His (Lincoln's) patriotism was saved from idolatry by the overwhelming sense of the sovereignty of God.
Upon being given a Bible, President Abraham Lincoln replied, "In regard to this Great book, I have but to say, it is the best gift God has given to man.
He was too perplexed to please the conventional and too reverent. to please the infidels.
God, Lincoln believed, is seen more clearly events that in nature, though He maybe seen there also. It is a majestic thing, thought Lincoln, for a person to be RESPONSIBLE.
The question, he (Lincoln) said over and over, is not what a man's particular abilities may be, but what his rights are as a human being made in God's image.
It is most remarkable that Lincoln, when he saw so much that was vulnerable in the leadership of the Church, did not move to the opposite error and become a scoffer.
Lincoln had entirely outgrown juvenile delight in religious argument. Talking with God seemed to the mature Lincoln more important than talking about Him.
Deeply convinced of the reality of the divine will, he (Lincoln) had no patience at all with any who were perfectly sure they knew the details of the divine will.
The Biblical language was so deeply embedded in the great man's mind that it became his normal way of speaking.
A major element in Lincoln's greatness was the way in which he could hold a strong moral position without the usual accompaniment of self-righteousness.

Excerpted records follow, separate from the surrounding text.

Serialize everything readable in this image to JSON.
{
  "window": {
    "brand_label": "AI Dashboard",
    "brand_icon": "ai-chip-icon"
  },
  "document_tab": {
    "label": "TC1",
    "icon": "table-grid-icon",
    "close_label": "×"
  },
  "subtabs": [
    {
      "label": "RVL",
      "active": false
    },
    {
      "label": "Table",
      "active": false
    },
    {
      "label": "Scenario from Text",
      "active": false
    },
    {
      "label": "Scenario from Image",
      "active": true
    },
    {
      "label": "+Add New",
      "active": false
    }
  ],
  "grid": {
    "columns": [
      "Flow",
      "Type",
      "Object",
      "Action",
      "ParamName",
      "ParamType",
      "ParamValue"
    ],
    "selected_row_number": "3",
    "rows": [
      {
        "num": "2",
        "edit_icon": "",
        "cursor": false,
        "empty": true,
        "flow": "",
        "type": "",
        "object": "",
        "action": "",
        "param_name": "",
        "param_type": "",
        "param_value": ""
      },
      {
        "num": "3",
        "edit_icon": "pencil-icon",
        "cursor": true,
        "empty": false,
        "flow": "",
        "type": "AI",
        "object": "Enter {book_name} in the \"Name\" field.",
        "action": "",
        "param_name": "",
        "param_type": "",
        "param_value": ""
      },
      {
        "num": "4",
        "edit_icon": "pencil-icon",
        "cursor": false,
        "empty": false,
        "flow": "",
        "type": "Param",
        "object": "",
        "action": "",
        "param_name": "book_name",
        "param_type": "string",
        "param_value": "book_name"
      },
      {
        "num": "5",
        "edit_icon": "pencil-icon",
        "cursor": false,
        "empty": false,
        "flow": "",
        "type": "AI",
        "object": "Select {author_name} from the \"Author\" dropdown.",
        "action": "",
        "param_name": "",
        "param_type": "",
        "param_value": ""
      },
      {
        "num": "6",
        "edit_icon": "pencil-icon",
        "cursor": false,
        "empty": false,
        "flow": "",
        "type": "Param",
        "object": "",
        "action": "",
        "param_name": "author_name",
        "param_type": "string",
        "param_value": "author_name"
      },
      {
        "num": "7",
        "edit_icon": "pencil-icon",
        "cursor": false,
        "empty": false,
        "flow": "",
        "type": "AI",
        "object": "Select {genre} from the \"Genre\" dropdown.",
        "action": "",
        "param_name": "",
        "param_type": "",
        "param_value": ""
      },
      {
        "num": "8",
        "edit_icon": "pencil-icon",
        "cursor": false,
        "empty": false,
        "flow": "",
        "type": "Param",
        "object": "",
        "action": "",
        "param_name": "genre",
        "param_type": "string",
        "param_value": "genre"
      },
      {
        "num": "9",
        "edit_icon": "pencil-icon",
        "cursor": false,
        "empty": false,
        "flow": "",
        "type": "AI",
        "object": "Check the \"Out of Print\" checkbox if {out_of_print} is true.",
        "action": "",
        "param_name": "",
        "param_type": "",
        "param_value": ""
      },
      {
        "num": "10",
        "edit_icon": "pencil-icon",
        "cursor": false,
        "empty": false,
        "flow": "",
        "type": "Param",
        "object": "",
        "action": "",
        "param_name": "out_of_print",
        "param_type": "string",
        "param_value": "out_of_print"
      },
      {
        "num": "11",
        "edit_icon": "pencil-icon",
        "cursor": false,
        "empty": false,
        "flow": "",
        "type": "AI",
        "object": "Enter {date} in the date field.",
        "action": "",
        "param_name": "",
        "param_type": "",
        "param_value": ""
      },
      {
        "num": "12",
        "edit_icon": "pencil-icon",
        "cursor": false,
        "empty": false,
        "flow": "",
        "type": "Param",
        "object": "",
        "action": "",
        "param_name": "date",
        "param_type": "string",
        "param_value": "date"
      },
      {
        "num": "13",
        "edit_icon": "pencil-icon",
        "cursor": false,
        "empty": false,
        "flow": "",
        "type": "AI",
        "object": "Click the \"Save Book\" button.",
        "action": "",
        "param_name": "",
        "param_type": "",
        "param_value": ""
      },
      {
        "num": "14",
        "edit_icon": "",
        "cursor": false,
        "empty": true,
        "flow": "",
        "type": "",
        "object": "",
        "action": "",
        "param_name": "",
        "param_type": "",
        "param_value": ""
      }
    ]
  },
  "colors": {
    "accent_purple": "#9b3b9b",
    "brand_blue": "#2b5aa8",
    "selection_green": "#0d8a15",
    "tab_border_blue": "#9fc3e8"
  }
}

He (Lincoln) recognized the delicate balance between immanence and transcendence, refusing to settle for either of these alone. His was a God who was both in the world and above the world.
He (Lincoln) was accustomed to hearing words, many of them boring, but he was not accustomed to group silence.
Man is most free when he is most guided.